Kazakhstan 2, Belgium 0: This tie involved only two top-100 singles players, both of them Kazakh.  The hosts took full advantage on the opening day, when Mikhail Kukushkin weathered a mid-match surge from Ruben Bemelmans in the first rubber.  After the two men each seized a set, Kukushkin reeled off the next two sets for the loss of just five games.  Belgian No. 1 David Goffin then found himself in the same position that Dancevic had in Japan, needing to defeat opposing No. 2 Andrey Golubev to prevent Belgium from slipping into a 0-2 hole.  Golubev might be most famous (or infamous) for a 15-match losing streak that he endured in 2011.  But he found the courage to weather plenty of adversity against Goffin across the four hours and 38 minutes of their epic.  Saving match points in the final set, Golubev shrugged off a squandered lead late in that set to secure victory in its 22nd game.

Stanislas Wawrinka

Switzerland 2, Serbia 0:  Playing as the Swiss No. 1 for the first time, Stanislas Wawrinka wobbled through much of his first match after winning the Australian Open.  Wawrinka dropped a set to world No. 117 Dusan Lajovic and avoided a fifth set by the narrowest of margins.  By contrast, Roger Federer eased past Ilja Bozoljac more comfortably than he had on the grass of Wimbledon a few years ago.  This tie was essentially a foregone conclusion from the outset with Novak Djokovic absent from the Serbian squad and Switzerland wielding its full arsenal. 

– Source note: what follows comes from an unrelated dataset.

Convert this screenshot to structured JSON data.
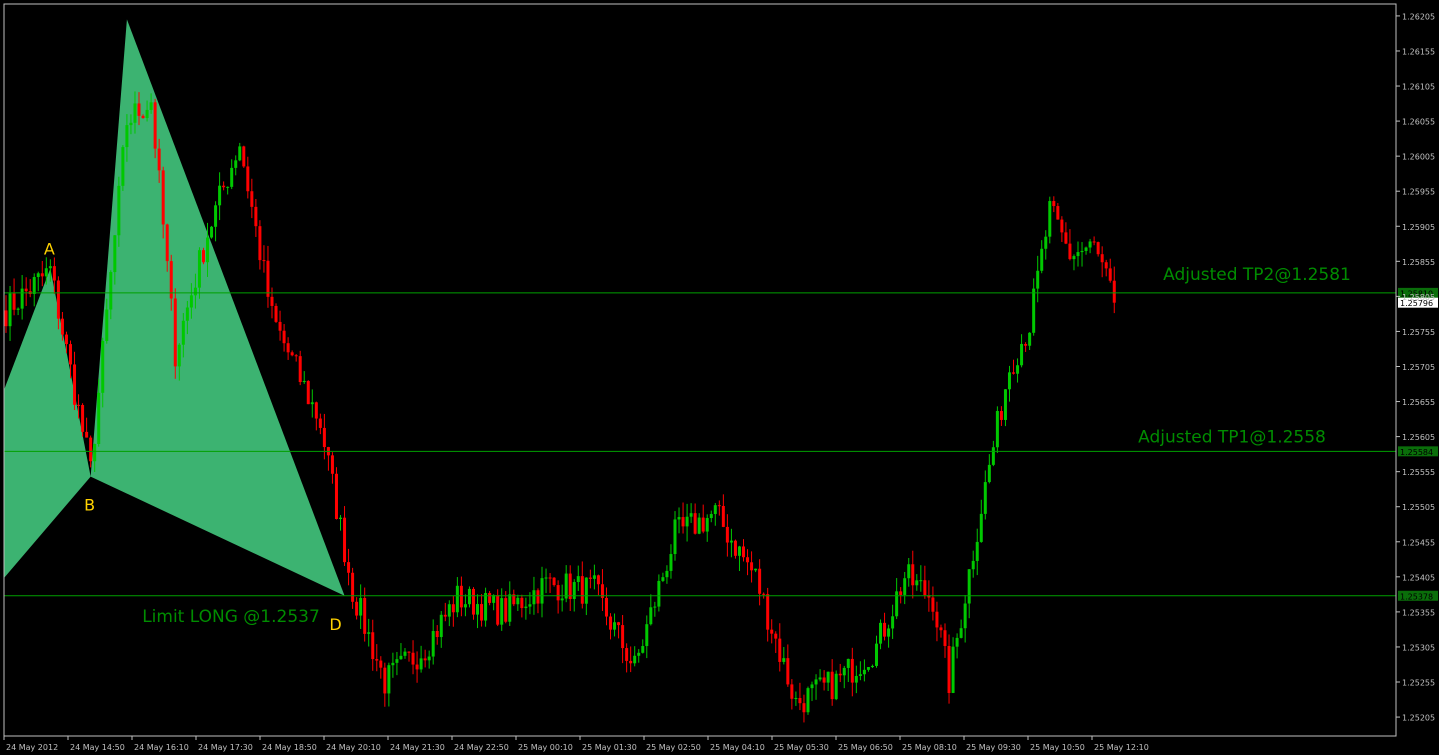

Check back later today for a report on Team USA’s tie in San Diego by our on-site writer!